MEN'S COLLEGE BASKETBALL: Huskies move into first-place tie

The necessary combination of wins and losses slipped into place Saturday, so the Washington Huskies wake up this morning a three-way tie atop the Pacific-10 Conference men’s basketball standings.

In the afternoon, UCLA lost at home to Arizona State, and California lost at Stanford.

By nightfall, the Huskies knew that they could move up alongside the Bruins and Golden Bears if they could only take care of business at Oregon State.

And they did so -- after an uncertain start -- blowing out the Beavers, 85-59, before a crowd of 6,648 at Gill Coliseum.

“That is a very good team there, I’m surpriesed they’re not ranked,” OSU coach Craig Robinson said. “… They’re the team that handled us the best this year. Even UCLA, when we lost that game we played them evenly in the second half. But this was a game where we seemed overmatched.”

The domination was most overwhelming the boards, where Washington won the rebounding battle, 46-19. Included in UW’s total was 17 offensive rebounds.

“I’m pretty proud of that,” said senior Jon Brockman, who matched Matthew Bryan-Amaning with a game-high nine rebounds. “We rebounded it well. Guys attacked the glass. That was a point of emphasis for us in the game, and to come out and get that done is nice.”

Brockman also led his team with 16 points, but four other Huskies scored in double figures.

Junior guard Seth Tarver scored 16 to lead Oregon State. No Beaver had more than three rebounds.

OSU (6-10 overall, 1-5 Pac-10) controlled the opening minutes, as its 1-3-1 zone seemed to give the Huskies trouble. For a long middle stretch of the half, Washington’s offense was reduced to sending up missed shots, then hustling down the rebound and scoring on a put-back.

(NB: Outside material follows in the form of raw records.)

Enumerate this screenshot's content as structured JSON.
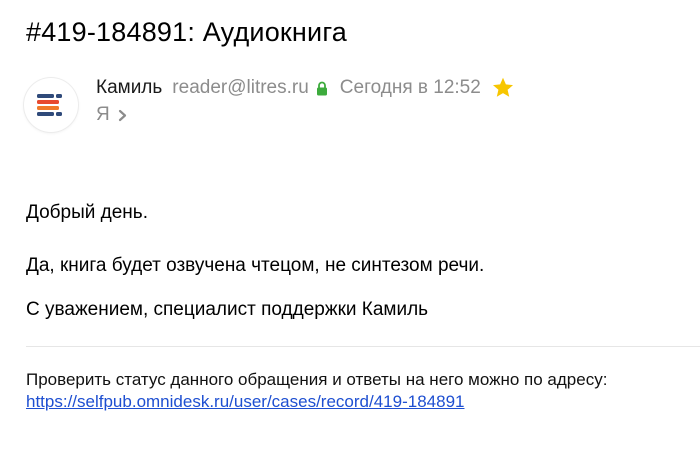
{
  "email": {
    "subject": "#419-184891: Аудиокнига",
    "sender": {
      "name": "Камиль",
      "email": "reader@litres.ru",
      "verified_icon": "lock-icon",
      "date": "Сегодня в 12:52",
      "starred": true,
      "star_icon": "star-icon"
    },
    "recipient": {
      "label": "Я",
      "expand_icon": "chevron-right-icon"
    },
    "avatar": {
      "icon": "selfpub-logo-icon",
      "colors": [
        "#2f4a7a",
        "#e84a2f",
        "#f07a2a"
      ]
    },
    "body": {
      "greeting": "Добрый день.",
      "answer": "Да, книга будет озвучена чтецом, не синтезом речи.",
      "signature": "С уважением, специалист поддержки Камиль"
    },
    "footer": {
      "note": "Проверить статус данного обращения и ответы на него можно по адресу:",
      "link_text": "https://selfpub.omnidesk.ru/user/cases/record/419-184891"
    }
  },
  "colors": {
    "link": "#1e4fd1",
    "secondary_text": "#8c8c8c",
    "lock": "#3dab3d",
    "star": "#f7c600"
  }
}
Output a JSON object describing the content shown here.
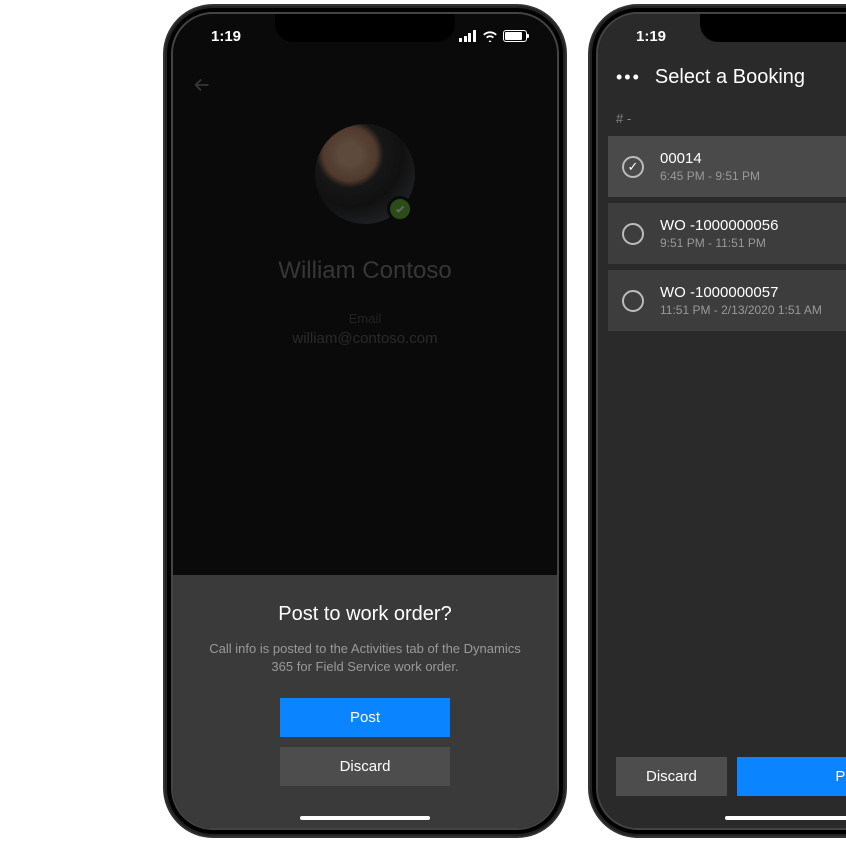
{
  "status": {
    "time": "1:19"
  },
  "phone1": {
    "contact": {
      "name": "William Contoso",
      "email_label": "Email",
      "email": "william@contoso.com"
    },
    "sheet": {
      "title": "Post to work order?",
      "description": "Call info is posted to the Activities tab of the Dynamics 365 for Field Service work order.",
      "post_label": "Post",
      "discard_label": "Discard"
    }
  },
  "phone2": {
    "header_title": "Select a Booking",
    "section_label": "# -",
    "bookings": [
      {
        "id": "00014",
        "time": "6:45 PM - 9:51 PM",
        "selected": true
      },
      {
        "id": "WO -1000000056",
        "time": "9:51 PM - 11:51 PM",
        "selected": false
      },
      {
        "id": "WO -1000000057",
        "time": "11:51 PM - 2/13/2020 1:51 AM",
        "selected": false
      }
    ],
    "footer": {
      "discard_label": "Discard",
      "post_label": "Post"
    }
  }
}
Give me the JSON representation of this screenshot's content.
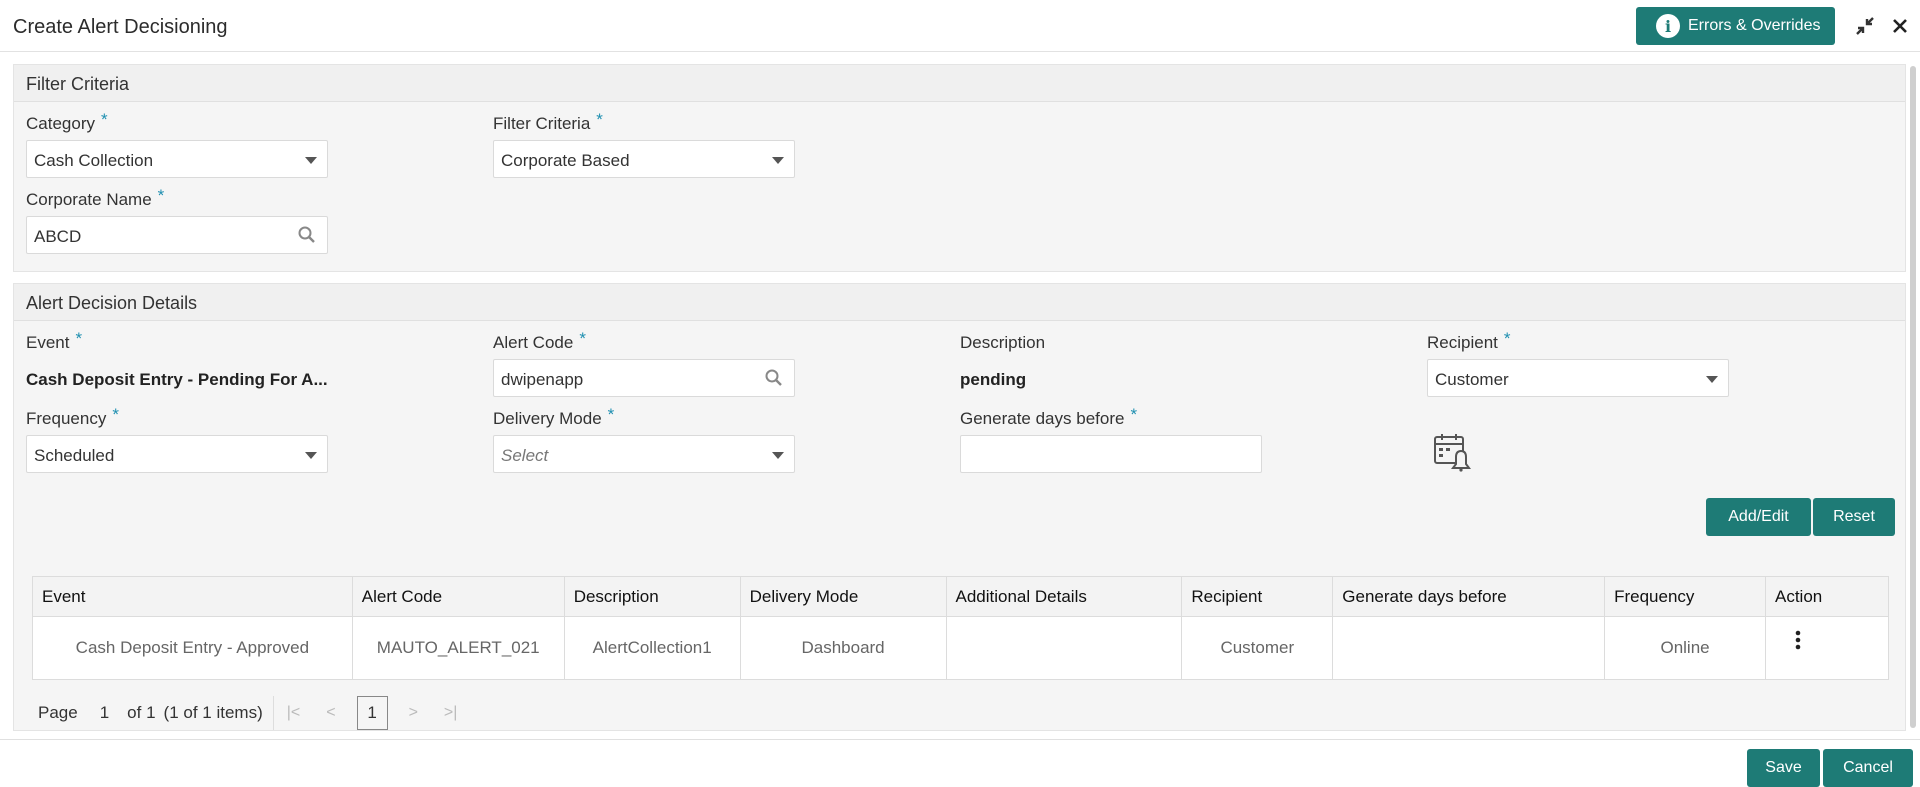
{
  "window": {
    "title": "Create Alert Decisioning",
    "errors_button": "Errors & Overrides"
  },
  "filter": {
    "section_title": "Filter Criteria",
    "category_label": "Category",
    "category_value": "Cash Collection",
    "criteria_label": "Filter Criteria",
    "criteria_value": "Corporate Based",
    "corporate_label": "Corporate Name",
    "corporate_value": "ABCD",
    "required_mark": "*"
  },
  "details": {
    "section_title": "Alert Decision Details",
    "event_label": "Event",
    "event_value": "Cash Deposit Entry - Pending For A...",
    "alert_code_label": "Alert Code",
    "alert_code_value": "dwipenapp",
    "description_label": "Description",
    "description_value": "pending",
    "recipient_label": "Recipient",
    "recipient_value": "Customer",
    "frequency_label": "Frequency",
    "frequency_value": "Scheduled",
    "delivery_label": "Delivery Mode",
    "delivery_placeholder": "Select",
    "generate_label": "Generate days before",
    "generate_value": "",
    "add_edit": "Add/Edit",
    "reset": "Reset"
  },
  "table": {
    "headers": [
      "Event",
      "Alert Code",
      "Description",
      "Delivery Mode",
      "Additional Details",
      "Recipient",
      "Generate days before",
      "Frequency",
      "Action"
    ],
    "rows": [
      [
        "Cash Deposit Entry - Approved",
        "MAUTO_ALERT_021",
        "AlertCollection1",
        "Dashboard",
        "",
        "Customer",
        "",
        "Online",
        ""
      ]
    ]
  },
  "pager": {
    "page_label": "Page",
    "page": "1",
    "of": "of 1",
    "items": "(1 of 1 items)",
    "current": "1"
  },
  "footer": {
    "save": "Save",
    "cancel": "Cancel"
  },
  "colors": {
    "accent": "#1e7b76",
    "required": "#1e8fb0"
  }
}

However, the Huskies (13-4, 4-1) eventually started hitting shots over the zone, passing around it, or driving though it. They moved ahead 34-27 at halftime. Then they put Oregon State away by scoring on their first 12 possessions of the second half.

“The first half of the first half I thought it was like a boxing match where we were kind of feeling them out,” UW coach Lorenzo Romar said. “… I felt once we settled down and figured out what was going on, I thought our guys did a great job of getting the ball inside. I thought we defended them well, we got good shots off of it, our guys were patient. I was just really pleased with how we went about our business.”

As for those Pac-10 standings, the Huskies took pride in breaking smartly from the gate, but they stressed that they understand the long race yet to run.

“We mentioned (being in first place) to our guys, but we also mentioned that we’ve only played five games,” Romar said. “It’s a long season and this is a start, this is just a start. We’ve put ourselves in a position to maybe do a good job in this conference. That’s all that means. They’re not handing out any trophies for the first five games.”

In the other locker room, Robinson said he gave his team an earful. He said he was especially disappointed in the lack of toughest shown by getting mauled so badly on the boards.

However, Robinson – the brother of Michele Obama, and therefore the brother-in-law of present elect Barack Obama – allowed himself some satisfaction from anticipating what his next few days should bring.

He will oversee a team practice today, fly to Washington, D.C., on Monday, attend the inauguration Tuesday, and then fly back across country Wednesday, meeting his team in the Bay Area where California awaits on Thursday.

“I wish I could have gone out there with a win in my pocket,” he said. “But … I’m just humbled by what’s going to take place on Tuesday. I’ve very excited, I know my family is excited. I’m sure my team’s not excited right now, but I’m sure they will be when Tuesday rolls around.”